» Recorded data
>>
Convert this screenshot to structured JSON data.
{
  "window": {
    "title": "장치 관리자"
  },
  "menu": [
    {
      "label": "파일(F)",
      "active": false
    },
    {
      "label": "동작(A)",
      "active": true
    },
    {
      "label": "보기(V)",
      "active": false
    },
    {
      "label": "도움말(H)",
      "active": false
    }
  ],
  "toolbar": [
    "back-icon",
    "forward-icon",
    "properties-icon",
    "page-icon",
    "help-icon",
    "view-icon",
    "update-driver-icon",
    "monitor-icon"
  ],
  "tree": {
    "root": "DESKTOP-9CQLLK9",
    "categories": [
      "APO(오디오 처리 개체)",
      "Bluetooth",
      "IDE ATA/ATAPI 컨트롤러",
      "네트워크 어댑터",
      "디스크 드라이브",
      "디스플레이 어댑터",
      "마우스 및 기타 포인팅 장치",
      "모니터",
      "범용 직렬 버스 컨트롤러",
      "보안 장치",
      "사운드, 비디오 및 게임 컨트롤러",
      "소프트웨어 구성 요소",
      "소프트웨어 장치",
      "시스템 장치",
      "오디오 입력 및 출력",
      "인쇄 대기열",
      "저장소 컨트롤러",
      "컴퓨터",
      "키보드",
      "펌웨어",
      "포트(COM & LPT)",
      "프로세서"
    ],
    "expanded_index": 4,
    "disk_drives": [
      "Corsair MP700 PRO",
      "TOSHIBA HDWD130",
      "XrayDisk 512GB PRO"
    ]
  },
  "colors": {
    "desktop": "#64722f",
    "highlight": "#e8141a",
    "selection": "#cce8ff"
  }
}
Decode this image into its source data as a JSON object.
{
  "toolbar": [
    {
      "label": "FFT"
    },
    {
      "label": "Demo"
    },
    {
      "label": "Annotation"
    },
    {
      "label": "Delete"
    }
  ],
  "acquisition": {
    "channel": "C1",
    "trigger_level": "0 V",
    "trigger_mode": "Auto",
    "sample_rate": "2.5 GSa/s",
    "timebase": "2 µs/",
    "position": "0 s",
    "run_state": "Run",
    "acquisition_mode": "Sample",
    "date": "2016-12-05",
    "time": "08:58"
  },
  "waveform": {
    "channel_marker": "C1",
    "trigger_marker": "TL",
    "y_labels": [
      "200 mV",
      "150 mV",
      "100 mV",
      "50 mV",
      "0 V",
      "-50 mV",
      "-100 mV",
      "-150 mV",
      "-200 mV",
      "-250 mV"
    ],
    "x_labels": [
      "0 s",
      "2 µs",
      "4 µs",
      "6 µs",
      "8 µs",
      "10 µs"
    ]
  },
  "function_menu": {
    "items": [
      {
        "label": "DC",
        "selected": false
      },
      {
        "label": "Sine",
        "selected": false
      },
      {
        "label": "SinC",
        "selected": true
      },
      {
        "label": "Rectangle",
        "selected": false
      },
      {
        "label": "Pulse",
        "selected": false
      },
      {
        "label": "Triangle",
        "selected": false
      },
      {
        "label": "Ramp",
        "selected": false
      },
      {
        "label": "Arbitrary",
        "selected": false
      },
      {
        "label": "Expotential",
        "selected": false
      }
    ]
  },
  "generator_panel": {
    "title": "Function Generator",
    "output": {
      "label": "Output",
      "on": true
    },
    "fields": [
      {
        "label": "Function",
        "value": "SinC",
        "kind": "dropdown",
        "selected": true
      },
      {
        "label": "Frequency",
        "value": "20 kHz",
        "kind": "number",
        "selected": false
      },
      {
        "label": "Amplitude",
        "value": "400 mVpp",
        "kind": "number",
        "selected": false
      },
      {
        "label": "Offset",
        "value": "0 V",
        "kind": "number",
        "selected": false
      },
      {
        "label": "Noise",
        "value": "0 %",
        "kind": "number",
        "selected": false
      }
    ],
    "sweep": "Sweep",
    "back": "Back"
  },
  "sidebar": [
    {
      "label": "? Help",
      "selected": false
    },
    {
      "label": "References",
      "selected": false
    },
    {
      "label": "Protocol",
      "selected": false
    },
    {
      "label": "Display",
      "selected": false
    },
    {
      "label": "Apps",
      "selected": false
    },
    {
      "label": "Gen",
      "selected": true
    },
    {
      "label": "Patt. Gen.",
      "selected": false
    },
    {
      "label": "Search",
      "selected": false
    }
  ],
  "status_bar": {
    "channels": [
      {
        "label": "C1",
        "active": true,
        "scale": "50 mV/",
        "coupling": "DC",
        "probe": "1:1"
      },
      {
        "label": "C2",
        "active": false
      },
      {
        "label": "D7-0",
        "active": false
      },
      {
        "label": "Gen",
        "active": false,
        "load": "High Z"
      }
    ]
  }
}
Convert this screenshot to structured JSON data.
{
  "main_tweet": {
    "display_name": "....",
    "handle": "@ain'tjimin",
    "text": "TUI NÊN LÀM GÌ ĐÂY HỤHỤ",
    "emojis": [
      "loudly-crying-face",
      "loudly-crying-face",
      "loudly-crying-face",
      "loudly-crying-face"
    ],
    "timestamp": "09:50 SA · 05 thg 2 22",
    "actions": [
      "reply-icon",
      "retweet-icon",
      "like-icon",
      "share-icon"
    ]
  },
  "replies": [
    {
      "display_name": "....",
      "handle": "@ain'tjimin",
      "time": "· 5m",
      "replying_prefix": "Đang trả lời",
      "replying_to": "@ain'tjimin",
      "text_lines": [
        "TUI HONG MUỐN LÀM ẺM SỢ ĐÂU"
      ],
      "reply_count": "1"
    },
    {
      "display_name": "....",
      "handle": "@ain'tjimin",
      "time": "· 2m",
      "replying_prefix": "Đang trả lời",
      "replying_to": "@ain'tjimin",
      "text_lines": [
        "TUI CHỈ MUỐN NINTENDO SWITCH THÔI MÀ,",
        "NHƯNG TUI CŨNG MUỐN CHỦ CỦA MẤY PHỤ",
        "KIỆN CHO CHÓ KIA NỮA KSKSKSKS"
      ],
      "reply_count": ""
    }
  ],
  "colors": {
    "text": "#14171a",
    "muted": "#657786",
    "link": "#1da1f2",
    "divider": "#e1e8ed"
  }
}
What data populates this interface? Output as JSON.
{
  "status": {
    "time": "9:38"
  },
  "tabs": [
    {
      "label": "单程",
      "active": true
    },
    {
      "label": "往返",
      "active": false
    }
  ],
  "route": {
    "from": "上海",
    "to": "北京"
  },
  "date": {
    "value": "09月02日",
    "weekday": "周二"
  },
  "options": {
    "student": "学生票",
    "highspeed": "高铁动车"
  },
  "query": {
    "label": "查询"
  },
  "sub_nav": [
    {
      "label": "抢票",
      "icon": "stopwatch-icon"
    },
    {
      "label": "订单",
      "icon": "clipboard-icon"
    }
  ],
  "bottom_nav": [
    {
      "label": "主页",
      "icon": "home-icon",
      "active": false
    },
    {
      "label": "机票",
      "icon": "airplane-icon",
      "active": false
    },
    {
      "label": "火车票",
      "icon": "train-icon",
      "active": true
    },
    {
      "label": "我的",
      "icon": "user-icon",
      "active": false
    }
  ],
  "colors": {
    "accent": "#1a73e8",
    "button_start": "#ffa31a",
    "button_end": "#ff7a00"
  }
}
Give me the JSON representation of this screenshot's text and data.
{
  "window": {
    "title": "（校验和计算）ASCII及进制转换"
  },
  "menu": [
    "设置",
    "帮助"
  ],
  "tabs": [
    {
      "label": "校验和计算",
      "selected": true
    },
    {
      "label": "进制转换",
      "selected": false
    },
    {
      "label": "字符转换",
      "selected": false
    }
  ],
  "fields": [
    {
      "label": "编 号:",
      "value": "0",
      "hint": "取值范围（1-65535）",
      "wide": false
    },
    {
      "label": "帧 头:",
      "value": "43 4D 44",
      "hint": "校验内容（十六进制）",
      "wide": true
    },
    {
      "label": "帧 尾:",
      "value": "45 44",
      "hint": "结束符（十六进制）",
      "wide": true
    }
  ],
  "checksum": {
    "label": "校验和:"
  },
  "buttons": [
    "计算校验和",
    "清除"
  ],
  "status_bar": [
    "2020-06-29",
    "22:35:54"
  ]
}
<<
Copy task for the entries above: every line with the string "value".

        "value": "SinC",
        "value": "20 kHz",
        "value": "400 mVpp",
        "value": "0 V",
        "value": "0 %",
    "value": "09月02日",
      "value": "0",
      "value": "43 4D 44",
      "value": "45 44",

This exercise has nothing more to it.